‘Is Recovery the Right Word?’ by Dolly Sen

omeka-net-4762-archive-fullsize-757b9035f7beee79de9361dc5997f5bfExcellent reflections by Dolly Sen from an Archive of Mental Health Recovery Stories.

‘The problem with the Recovery Model is that it is a medical term, and is expected to sit safely and warmly in the medical world. The recovery model says you need to look beyond the symptoms and see the person. But the whole relationship between service user and professional is regulated by the symptoms, depending if your symptoms go up or down, decides what treatment you get, if any at all.

It is also assuming that there is an illness to recover from. That the mental and emotional pain is not a very human and very appropriate response to trauma, that it has to be pathological, a sickness.

If that wasn’t enough, it then puts you in a system where people blow out your candle and then ask you to get better, or it takes your candle away and then asks ‘where is your light?’ You won’t find a better example of catch 22 than in psychiatry.

I came across the idea of recovery before I came across the model, and it didn’t need to fit the model because it was truly personal, it was deep, meaningful understanding that I had the power to change things for the better.

I had hope before the recovery model, it can’t claim it as its own, it shouldn’t steal my thunder or my accomplishment, the system had nothing to do with it, and in fact has made my journey harder not easier.

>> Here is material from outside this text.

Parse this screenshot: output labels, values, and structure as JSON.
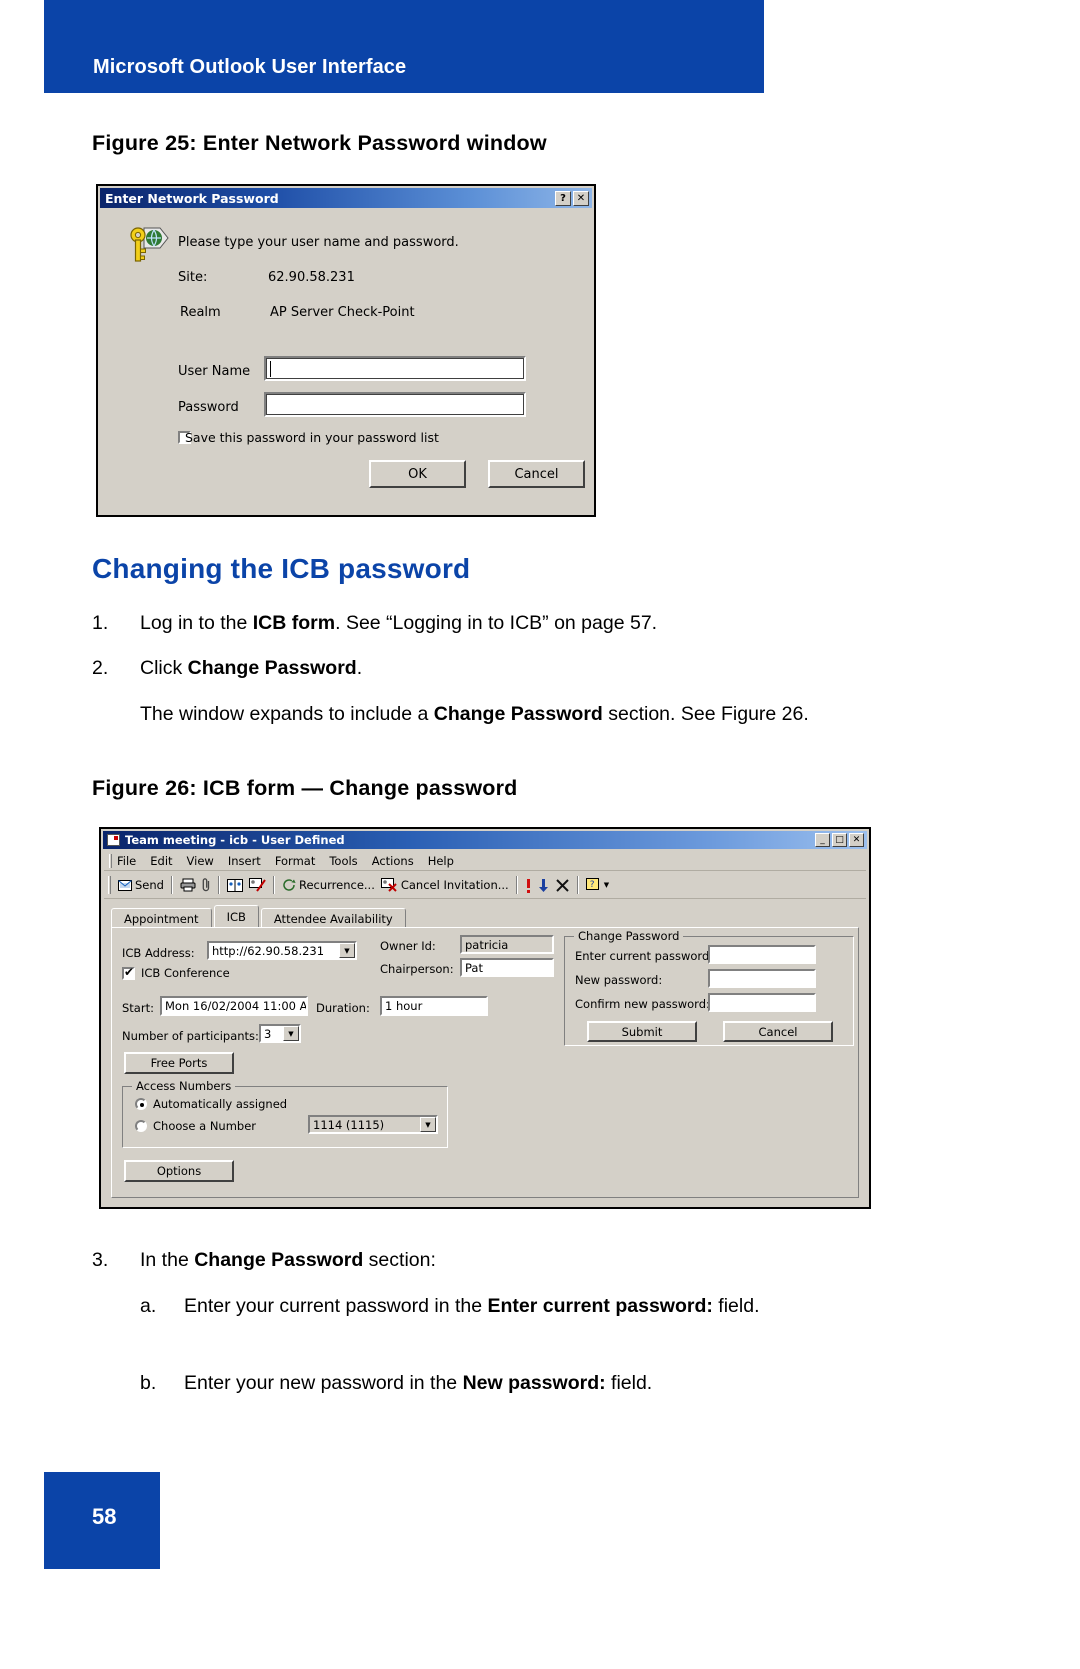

There are lots to say about the Recovery Model, but it misses the point in so many places. For example, work is seen as a goal in recovery, but the model does nothing to look at stigma and discrimination in the workplace, or trying to change that. Is the world or workplace going to welcome with open arms someone who says hello, my name is Dolly and I have got schizophrenia?

The fear around mental health is still there, and the recovery model has done near to nothing to tackle that.  The problem with the recovery model is that it puts all the responsibility on the service user and none onto society. YOU can change your life, but can you change how people respond to you?

Is recovery about being well enough to be thrown into the world of sharks? I can see how some people don’t want to ‘recover’ because they are suspicious of rejoining the world that hurt them or made them have a breakdown in the first place.  Where is the recovery model for the society of sharks?

So is recovery the right word? Depends if it has power and meaning for you.

It doesn’t for me, finding the dollyness of dolly is not a medical phenomena, it is an emotional and spiritual one, it is a human one, and humans were discovering and healing themselves long before psychiatry came along.’